"So that's when I got with my niece (Lisa Fix) and she did some research on it," Ray said. "We found out everything he had earned. His 90th birthday was coming up so we decided we would get the medals for him and present them to him on his 90th birthday to make his day."
Rather than waiting the months for the government to present the medals and miss the big celebration, the Talbott family bought them through different military suppliers. Through research, the family discovered George was even eligible for some medals not listed on his DD-214.
Family, Legion Posts 374 and 442, plus other veterans organizations helped honor George's service. The local newspaper and TV stations, as well as family and friends, showed up at the birthday party.
There, he received the Combat Infantryman Badge, the Distinguished Unit Badge (now known as the Presidential Unit Citation), the Bronze Star and the Purple Heart, among others. George was wounded during the D-Day invasion — shrapnel — and later was wounded in the shoulder while fighting in Belgium, Ray said.
"He knew we were having a birthday party for him, but he didn't know about the medals he was really surprised. He was speechless," Ray said. "He was really excited and really appreciated it."
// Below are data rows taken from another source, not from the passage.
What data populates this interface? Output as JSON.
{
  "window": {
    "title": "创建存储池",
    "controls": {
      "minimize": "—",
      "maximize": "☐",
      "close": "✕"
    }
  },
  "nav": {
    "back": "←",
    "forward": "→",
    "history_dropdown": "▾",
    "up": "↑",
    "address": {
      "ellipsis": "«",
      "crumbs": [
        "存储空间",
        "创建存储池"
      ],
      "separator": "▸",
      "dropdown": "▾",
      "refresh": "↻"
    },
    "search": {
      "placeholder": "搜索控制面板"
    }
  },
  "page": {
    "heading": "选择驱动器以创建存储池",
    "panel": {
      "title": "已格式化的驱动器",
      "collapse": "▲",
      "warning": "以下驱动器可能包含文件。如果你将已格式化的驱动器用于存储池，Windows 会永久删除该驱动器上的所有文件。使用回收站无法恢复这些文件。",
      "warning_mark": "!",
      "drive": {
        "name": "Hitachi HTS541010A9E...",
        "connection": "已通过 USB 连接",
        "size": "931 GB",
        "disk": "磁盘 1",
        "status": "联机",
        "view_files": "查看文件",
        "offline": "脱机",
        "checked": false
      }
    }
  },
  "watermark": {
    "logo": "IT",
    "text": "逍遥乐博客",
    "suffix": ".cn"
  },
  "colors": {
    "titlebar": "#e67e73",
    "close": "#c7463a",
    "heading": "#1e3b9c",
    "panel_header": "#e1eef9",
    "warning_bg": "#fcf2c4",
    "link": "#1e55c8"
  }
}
As for what it meant to see his uncle receive the recognition he had so long coming, Ray had few words.
"Oh, it choked you up."